As expected, no one in Cupertino is talking about whether Apple is planning a subscription-based service in which your tunes, as did Lala's, will reside in the cloud. As comforting as it may be to have your own physical tune files on your own physical hard drive, a subscription service does have the unarguable advantage of allowing you to access all your tunes from all your devices - mobile, desktop, or otherwise (think car audio).

And remember that over in Catawba County, North Carolina, Apple's cloudy $1bn data center is inching closer to completion every day. ®

Bootnote

Lala began as a CD-swapping service back in 2006. Remember CDs? Round, shiny things that scratched easily?

Providing a secure and efficient Helpdesk

More from The Register

next story
Brit telcos warn Scots that voting Yes could lead to HEFTY bills
BT and Co: Independence vote likely to mean 'increased costs'
Phones 4u slips into administration after EE cuts ties with Brit mobe retailer
More than 5,500 jobs could be axed if rescue mission fails
Will BlackBerry make a comeback with its SQUARE smartphones?
Plus PC PIMs from company formerly known as RIM
New 'Cosmos' browser surfs the net by TXT alone
No data plan? No WiFi? No worries ... except sluggish download speed
EE buys 58 Phones 4u stores for £2.5m after picking over carcass
Operator says it will safeguard 359 jobs, plans lick of paint
Radio hams can encrypt, in emergencies, says Ofcom
Consultation promises new spectrum and hints at relaxed licence conditions
Google+ GOING, GOING ... ? Newbie Gmailers no longer forced into mandatory ID slurp
Mountain View distances itself from lame 'network thingy'
Vodafone to buy 140 Phones 4u stores from stricken retailer
887 jobs 'preserved' in the process, says administrator PwC
Bonking with Apple has POUNDED mobe operators' wallets
... into submission. Weve squeals, ditches payment plans
prev story

Whitepapers

Providing a secure and efficient Helpdesk
A single remote control platform for user support is be key to providing an efficient helpdesk.
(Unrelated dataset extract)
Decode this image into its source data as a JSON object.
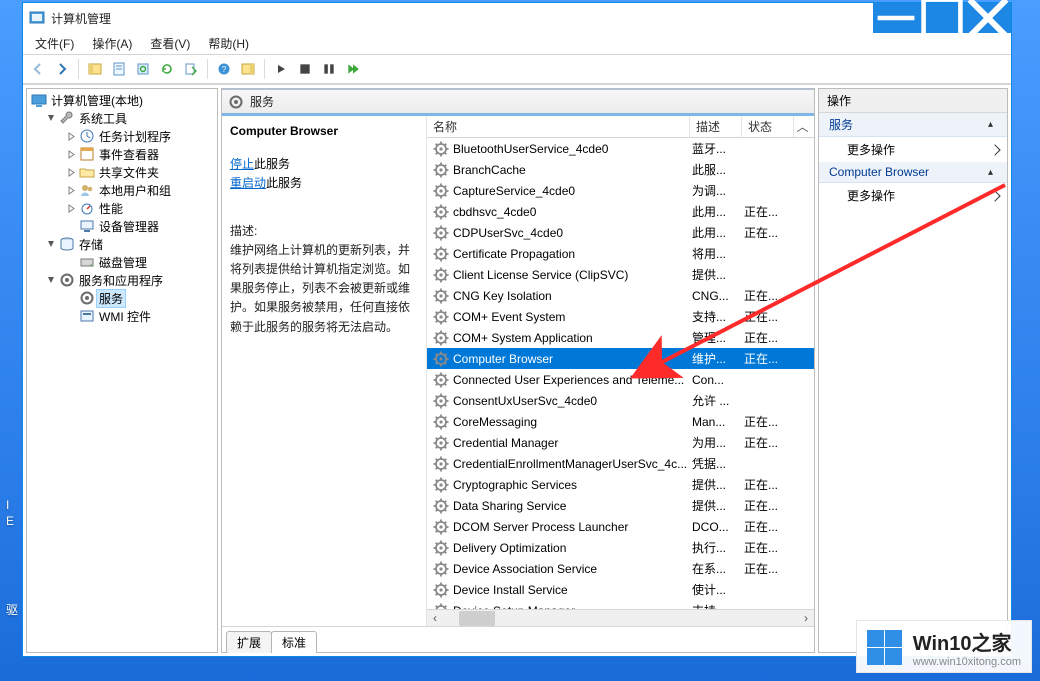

Retain full control over the way in which screen and keystroke data is transmitted.
A strategic approach to identity relationship management
ForgeRock commissioned Forrester to evaluate companies’ IAM practices and requirements when it comes to customer-facing scenarios versus employee-facing ones.
Saudi Petroleum chooses Tegile storage solution
A storage solution that addresses company growth and performance for business-critical applications of caseware archive and search along with other key operational systems.
WIN a very cool portable ZX Spectrum
Win a one-off portable Spectrum built by legendary hardware hacker Ben Heck
The next step in data security
With recent increased privacy concerns and computers becoming more powerful, the chance of hackers being able to crack smaller-sized RSA keys increases.